My experience with tiles and tilesets is not extensive, so I have been having some trouble finding a rhythm. However, once I did, things started advancing and I am quite pleased with how it looks. I also noticed that while walking my dog through the forest and admiring golden Autumn leaves I would have an abundance of new ideas of what to do and what else to add, so I must ensure I don’t get overwhelmed by feature creep. I plan on writing on my experiences with working with tiles in future posts. Be sure to check the Solum Cosmonauter Central hub for any future updates.
Today I decided to talk about a subject that has been fascinating and troubling me for a very long time - knowledge. As I have described in my about page, I am not that young anymore, so learning new and complex subjects doesn’t come very easy, which is why I have researched a lot about how I can better acquire knowledge. This is still an ongoing journey, but for now I feel I have settled into solid habits and systems and that is why I would like to talk about them.

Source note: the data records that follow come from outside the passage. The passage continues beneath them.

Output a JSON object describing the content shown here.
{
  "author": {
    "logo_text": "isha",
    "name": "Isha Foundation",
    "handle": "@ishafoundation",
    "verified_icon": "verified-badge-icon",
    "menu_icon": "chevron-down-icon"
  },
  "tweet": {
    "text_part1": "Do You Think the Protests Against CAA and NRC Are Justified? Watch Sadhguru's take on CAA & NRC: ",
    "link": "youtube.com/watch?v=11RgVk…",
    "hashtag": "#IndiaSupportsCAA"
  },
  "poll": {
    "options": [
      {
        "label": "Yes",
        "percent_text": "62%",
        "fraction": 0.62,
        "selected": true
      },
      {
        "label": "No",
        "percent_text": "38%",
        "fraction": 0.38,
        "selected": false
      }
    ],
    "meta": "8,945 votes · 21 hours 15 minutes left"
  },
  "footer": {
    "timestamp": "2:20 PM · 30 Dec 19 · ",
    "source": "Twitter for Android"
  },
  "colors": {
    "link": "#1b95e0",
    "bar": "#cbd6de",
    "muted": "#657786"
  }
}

The objective is to learn better, understand concepts and memorise data where needed. Disclaimer: I do have a tendency to overanalyze and overcomplicate things, so any suggestion for simplification is welcome.
Pillars of a healthy brain
One of the first Latin quotes I ever learned was “Mens sana in corpore sano”, which means “Healthy mind in a healthy body”, and I strongly believe this is something no white collar worker should neglect. The expression relates to how a healthy body leads to having a good mental and psychological well-being. And the fundamentals, in my opinion, for a healthy body, are the following three points: sleep, diet and physical exercise. I will not go into details about any of these, there are doctors and experts and a wealth of information out there.
Filtering knowledge and setting objectives
The starting point for me is always setting an objective. This objective should be made very clear and should have an explanation for why it is important (example: I want to learn object oriented programming in C# so I can make games in unity). Today, having access to the internet means having access to almost infinite (from the point of view of how much a normal human can process) information. And that means that before doing anything, I usually spend a little time going through (skimming) available materials and deciding if it is worth taking a deeper look at them or not. Once that step is done and I have a list of tutorials, documents or videos I can get started with the actual act of learning.
Flow of information
While listening to or reading the materials, I try to extract what seem to be important concepts by taking notes using pen and paper and the Cornell method. After this stage is done I usually stop and think if I want to take this information further or discard it. If I decide to take it further I will create new notes based on the hand-written ones using treesheets and maybe a mind-map or a diagramming software. At this stage I try to clear up everything and I might even go back to the original materials or additional searches if there is something that I am still having trouble with. The final step in processing my notes comes in the form of transcribing them into obsidian. Throughout these three steps I don’t just copy-paste text between different applications, I try to understand underlying concepts and rearrange everything using my own words, mind maps and drawings.
It might seem like a complicated system, but it really isn’t. It can be distilled into three steps: gathering information, processing it into knowledge and then memorising it.
Unfortunately if I learn something new, then use it once or twice and then I don’t use it anymore for a long period of time, I tend to forget what I have learned. And it’s a pity, since I usually spend a lot of time and effort to “get it”. So that’s where the concept of spaced repetition comes in. And there is a very nice, open source solution called Anki. Anki is the last stop for my newly acquired knowledge.
Advantages, disadvantages and conclusions
This system might seem complicated and that’s also probably because I use a lot of different methods and applications. It does take a lot of time from start to finish, but acquiring knowledge is a time-consuming process for a normal human, there is no way around it, especially if you want to really understand and master what you are studying. I could and I probably will talk a lot more about this system, but for now I just wanted to go through an overview of it all.